If you want to know what your performance looks like from an external perspective, why not create a quick survey and send it to your colleagues? Be as funny and creative as you’d like, as long as the communication of your workplace allows it. Ask them to reply anonymously so you can be sure that the feedback is honest and constructive.

circle-1DAY-011 day out

The big day is just around the corner. This is the time to focus on your presentation and make sure you know what you want and need to say. Good preparation is key: the more confident you feel about what you are going to say, the less likely you are to get intimidated when sitting opposite your boss.

6. Know what your expectations are

What is it that you are after? Are you hoping for a promotion and a new job title? Do you want a pay rise? Or would you be perfectly happy with some other form of recognition? Whatever the answer, when your goals are clear to you, this will make your communication during the appraisal clearer too.

7. Know how you rank on the market

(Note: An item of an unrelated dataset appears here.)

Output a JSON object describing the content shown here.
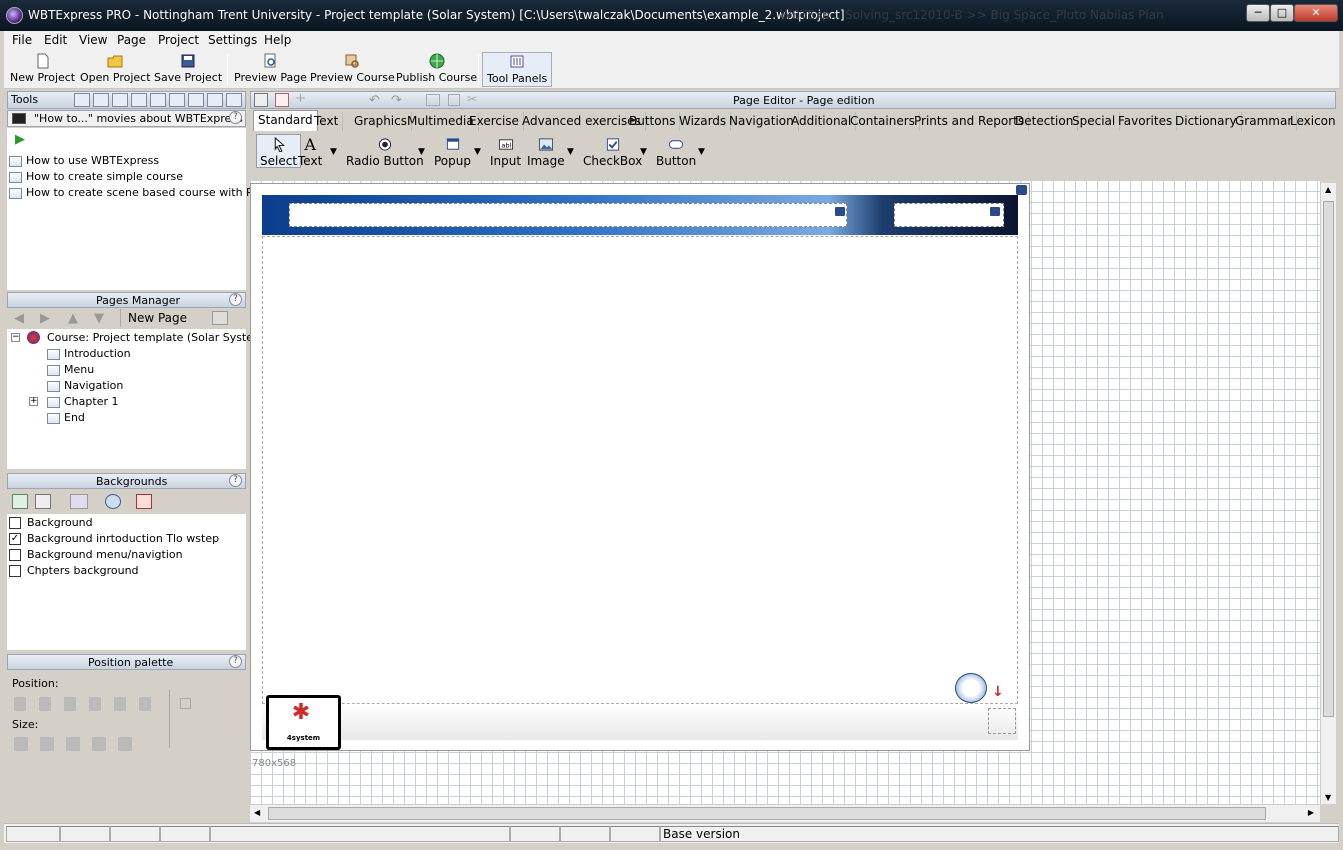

A good idea if you are looking for a pay rise is to check how you rank among those in the same or a similar role to you. There are a wide variety of sites where you can check the pay received by others in your area of work, such as Glassdoor.com and Payscale.com. Use the knowledge you gain and the figures you note down to emphasise the idea that a pay rise will bring you closer in line with the industry average.

8. Practise your presentation

Rehearse what you plan to say by conducting a mock interview beforehand. This could be with a family member or friend, or simply by practising in front of the mirror, although it is best and indeed most effective to talk to someone else. This will give you a different perspective which you may not have otherwise considered, and will prepare you for the various questions your boss might ask.

"Brainstorm concrete examples that illustrate outstanding performance, and practise communicating them so they're on the tip of your tongue," says Alexandra Levit, author of They Don't Teach Corporate in College.

If you follow these guidelines, you will sail through your annual evaluation. Having quantifiable achievements and a polished pitch will put you in an extremely strong position to ask for recompense for your hard work.
good-consultant-environment-2

What’s next?

Make sure you follow up on your meeting with your boss as soon as possible. Perhaps try to set a date by when your boss should respond to your request. Your written document containing facts and figures as proof of your performance will also come in useful here: your boss can use it to present your case to their superiors and the HR department, and there is no risk of these figures being forgotten.

However, be prepared to wait for a while before receiving a response, even if you do set a date. It is possible that your boss does not have the authority to sanction your raise outright, so it may be necessary for them to discuss with senior management first to get your request approved.

After this, once you land the promotion you’ve been aiming for, make sure you start planning your next work year immediately, to show that you are not taking anything for granted now you have received what you wanted. You will be thankful for this when next year’s review comes around - it won’t be long!

Time for change?

You have done all you can in order to communicate your expectations to the management and to keep your end of the bargain, and still feel like your needs are no longer being met in this organisation? Then it may be time to reassess your career and see what improvements you can make. 

MyNextCompany is one of the few organizations, if not the only one on the Belgian market, to offer free career coaching services. Our coaches have successfully helped thousands of candidates to surge ahead in their professional life. Grab your chance for find a company that truly appreciates you!

 

Get me a career coach!

 


Maja Fiołek

Written by Maja Fiołek

Maja is an Employer Branding Evangelist & Communication Ambassador and has shared her life between Poland, Finland, and Belgium. Outside of work, she is a triathlon enthusiast, a wannabe cake designer, and a proud mom of a 7-year-old.